operate the equipment they are trying to power; kind of
like the older NiCads but for different reasons. Lithium-ion
technology is here to stay, but it’s still a work in progress.
Battery Capacity — C
Battery capacity, labeled as the letter “C,” is the
battery’s current-energy rating as in 2,450 mAh (
milliamp-hours). I used an Energizer AA size, model NH15BP- 2 for
testing. That means this particular battery can (theoretically)
produce 2,450 mA for one hour, or 4,900 mA for 30
minutes, or 9,800 mA for 15 minutes (I doubt it). In reality,
batteries do not respond in such a linear fashion. Battery
manufacturers typically specify a discharge load of 0.1C or
one-tenth of current capacity when rating their batteries;
then they simply multiply this number by 10 for the
published rating. Therefore, a battery that can deliver
245 mA for 10 hours will be rated at 10 x 245 or
2,450 mAh as in our test battery — specsmanship at
its best or worst depending on your point of view.
The value of 0.1C has been chosen by manufacturers as it illustrates battery capacity in the best light
because of the lower discharge value. A faster discharge rate will most certainly result in less energy

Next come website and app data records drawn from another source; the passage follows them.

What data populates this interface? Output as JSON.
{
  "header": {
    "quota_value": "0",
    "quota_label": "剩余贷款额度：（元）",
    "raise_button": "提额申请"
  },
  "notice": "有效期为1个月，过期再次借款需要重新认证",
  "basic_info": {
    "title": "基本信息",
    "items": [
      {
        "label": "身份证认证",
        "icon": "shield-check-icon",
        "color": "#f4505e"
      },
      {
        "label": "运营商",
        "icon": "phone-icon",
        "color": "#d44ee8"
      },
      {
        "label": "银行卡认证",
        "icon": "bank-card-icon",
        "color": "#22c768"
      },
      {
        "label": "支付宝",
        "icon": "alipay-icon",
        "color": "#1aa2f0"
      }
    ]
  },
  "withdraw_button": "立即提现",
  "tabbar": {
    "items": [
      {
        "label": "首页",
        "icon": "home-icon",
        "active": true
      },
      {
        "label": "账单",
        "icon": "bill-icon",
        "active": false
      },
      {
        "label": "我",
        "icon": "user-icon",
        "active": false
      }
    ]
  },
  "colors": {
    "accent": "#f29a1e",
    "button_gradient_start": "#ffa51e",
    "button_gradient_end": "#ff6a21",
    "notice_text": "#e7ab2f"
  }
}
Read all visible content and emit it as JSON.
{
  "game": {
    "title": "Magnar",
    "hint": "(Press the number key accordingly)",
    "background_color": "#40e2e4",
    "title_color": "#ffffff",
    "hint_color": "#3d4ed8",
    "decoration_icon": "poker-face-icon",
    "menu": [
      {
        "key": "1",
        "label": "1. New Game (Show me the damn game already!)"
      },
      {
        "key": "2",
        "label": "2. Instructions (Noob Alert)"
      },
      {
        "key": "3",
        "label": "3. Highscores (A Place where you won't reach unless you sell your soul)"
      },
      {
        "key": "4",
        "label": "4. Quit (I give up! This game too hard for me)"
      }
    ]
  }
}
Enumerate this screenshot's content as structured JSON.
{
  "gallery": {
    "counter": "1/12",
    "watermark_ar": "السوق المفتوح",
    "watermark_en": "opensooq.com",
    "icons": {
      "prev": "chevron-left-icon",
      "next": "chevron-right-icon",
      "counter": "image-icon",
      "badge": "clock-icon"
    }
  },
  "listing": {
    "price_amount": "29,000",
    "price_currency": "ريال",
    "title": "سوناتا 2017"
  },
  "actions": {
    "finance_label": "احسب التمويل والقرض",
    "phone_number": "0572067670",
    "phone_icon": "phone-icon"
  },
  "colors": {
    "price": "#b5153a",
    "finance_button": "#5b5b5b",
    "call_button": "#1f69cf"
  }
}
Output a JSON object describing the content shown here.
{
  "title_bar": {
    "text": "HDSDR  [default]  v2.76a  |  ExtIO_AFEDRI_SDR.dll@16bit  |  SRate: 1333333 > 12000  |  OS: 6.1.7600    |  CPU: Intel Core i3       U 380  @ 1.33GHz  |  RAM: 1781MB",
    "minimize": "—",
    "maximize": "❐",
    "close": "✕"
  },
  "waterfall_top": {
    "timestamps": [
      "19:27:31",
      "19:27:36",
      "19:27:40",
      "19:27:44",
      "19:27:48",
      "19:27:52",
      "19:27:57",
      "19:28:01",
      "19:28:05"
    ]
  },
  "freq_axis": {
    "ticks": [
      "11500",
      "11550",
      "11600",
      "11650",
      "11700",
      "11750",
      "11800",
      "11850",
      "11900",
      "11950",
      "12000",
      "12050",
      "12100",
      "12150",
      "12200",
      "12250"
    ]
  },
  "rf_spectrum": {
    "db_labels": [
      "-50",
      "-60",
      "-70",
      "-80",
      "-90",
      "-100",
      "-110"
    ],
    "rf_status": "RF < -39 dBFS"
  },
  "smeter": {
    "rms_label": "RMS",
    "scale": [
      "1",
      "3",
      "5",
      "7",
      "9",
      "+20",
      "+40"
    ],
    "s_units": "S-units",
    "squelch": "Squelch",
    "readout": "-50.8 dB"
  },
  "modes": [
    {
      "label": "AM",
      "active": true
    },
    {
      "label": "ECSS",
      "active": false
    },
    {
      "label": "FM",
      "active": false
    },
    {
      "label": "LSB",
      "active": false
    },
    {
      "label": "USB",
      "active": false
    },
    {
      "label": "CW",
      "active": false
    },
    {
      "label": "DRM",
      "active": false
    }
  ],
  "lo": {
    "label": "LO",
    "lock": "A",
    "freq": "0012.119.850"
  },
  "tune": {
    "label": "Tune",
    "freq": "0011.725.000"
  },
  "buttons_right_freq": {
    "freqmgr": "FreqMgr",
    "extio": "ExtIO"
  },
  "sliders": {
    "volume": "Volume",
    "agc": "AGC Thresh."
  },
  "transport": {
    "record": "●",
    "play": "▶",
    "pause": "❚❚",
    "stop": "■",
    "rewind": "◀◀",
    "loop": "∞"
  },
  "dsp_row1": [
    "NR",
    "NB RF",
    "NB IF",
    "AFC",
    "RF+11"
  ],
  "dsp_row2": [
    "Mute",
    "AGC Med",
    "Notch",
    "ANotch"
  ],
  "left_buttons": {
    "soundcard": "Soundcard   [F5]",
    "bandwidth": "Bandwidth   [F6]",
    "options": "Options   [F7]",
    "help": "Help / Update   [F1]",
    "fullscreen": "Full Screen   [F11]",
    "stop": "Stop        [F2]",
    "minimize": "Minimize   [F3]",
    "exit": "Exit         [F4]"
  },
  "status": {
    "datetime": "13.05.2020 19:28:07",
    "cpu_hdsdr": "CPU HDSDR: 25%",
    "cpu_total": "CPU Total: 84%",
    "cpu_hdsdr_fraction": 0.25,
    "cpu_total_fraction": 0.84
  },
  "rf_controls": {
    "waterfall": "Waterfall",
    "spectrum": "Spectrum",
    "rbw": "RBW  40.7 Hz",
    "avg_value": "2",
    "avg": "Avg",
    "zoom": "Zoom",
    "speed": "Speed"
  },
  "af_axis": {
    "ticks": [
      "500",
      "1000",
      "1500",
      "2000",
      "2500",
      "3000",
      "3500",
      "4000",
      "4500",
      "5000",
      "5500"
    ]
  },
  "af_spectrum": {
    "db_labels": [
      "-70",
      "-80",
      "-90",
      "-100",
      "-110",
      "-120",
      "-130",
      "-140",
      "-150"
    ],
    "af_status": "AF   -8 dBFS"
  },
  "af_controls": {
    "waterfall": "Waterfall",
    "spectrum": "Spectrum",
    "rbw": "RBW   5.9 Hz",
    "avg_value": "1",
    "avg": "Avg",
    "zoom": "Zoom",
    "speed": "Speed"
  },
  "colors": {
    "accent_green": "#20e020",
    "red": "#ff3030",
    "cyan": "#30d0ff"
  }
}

being available from the battery, and therefore the
measured capacity will be lower. It’s like specifying
fuel mileage for cars; you can’t get the same range
or mpg if you drive 70 mph versus seven mph. So,
who can you believe — their specs or your tests?
full sunlight and allow the battery to begin to charge.
Figure 5 shows the beginning of a normal charge cycle
with the nominal voltage and current flowing from the
solar panel into the battery. Notice that the battery voltage
is above the 1.2 volt rating during charging; this is normal.
Also notice that the current from our small solar panel is
about 126 mA, which is a trickle charge level. Since our
test battery is rated at 2,450 mAh, it will take about 24
hours “in the bright sun” to completely charge it at this
small current level. Therefore, the charging cycle may have
to be extended over several days to acquire a full charge.
The charging time is totally dependent on your solar panel’s
voltage and current capability. If you use a larger panel with
greater current output, the charge time will be less. All
things considered, it won’t hurt if you never get it to a fully
charged state. Again, NiMH batteries don’t suffer the
memory effect of partial charging so don’t be concerned.
Figure 1 – Battery Charge Test Bed for the Parallax BS2 Processor.
Setting Up the Test Bed
You can determine the battery capacity under
load by carefully discharging the battery while
measuring the power at specific time intervals.
However, you can’t do it unless it’s charged to
some degree. This, then, brings us to the first phase
of our experiment: charging the battery — slowly
and carefully so as not to damage it. The hardware
setups are illustrated in Figure 1 and Figure 2 for
the Parallax BS2 and PICAXE 28X2, respectively.
You will need to wire the circuit and download the
firmware to the micro.
Note: If your battery is already fully charged or
partially so, it is best to discharge it to approximately
0.25 volts (but not 0 volts — never fully discharge it)
using a 10 ohm resistor before going to the next
step. Use the test bed setup in Figure 3 or Figure 4
to monitor the voltage levels. It basically swaps the
battery for the solar panel as the voltage source and
uses the 10 ohm load to discharge the battery. You
can monitor the voltage level on the computer.
Return to the test bed setup in Figure 1 or Figure 2
when the battery is discharged to about 0.25 volts.
Figure 2 – Battery Charge Test Bed for the PICAXE 28X2 Processor.
Figure 3 – Battery Discharge Test Bed for the Parallax BS2 Processor.
Part 1: Manual Charging
Set up the test bed in Figure 1 or Figure 2 in
Figure 4 – Battery Discharge Test Bed for the PICAXE 28X2 Processor.
October 2009 47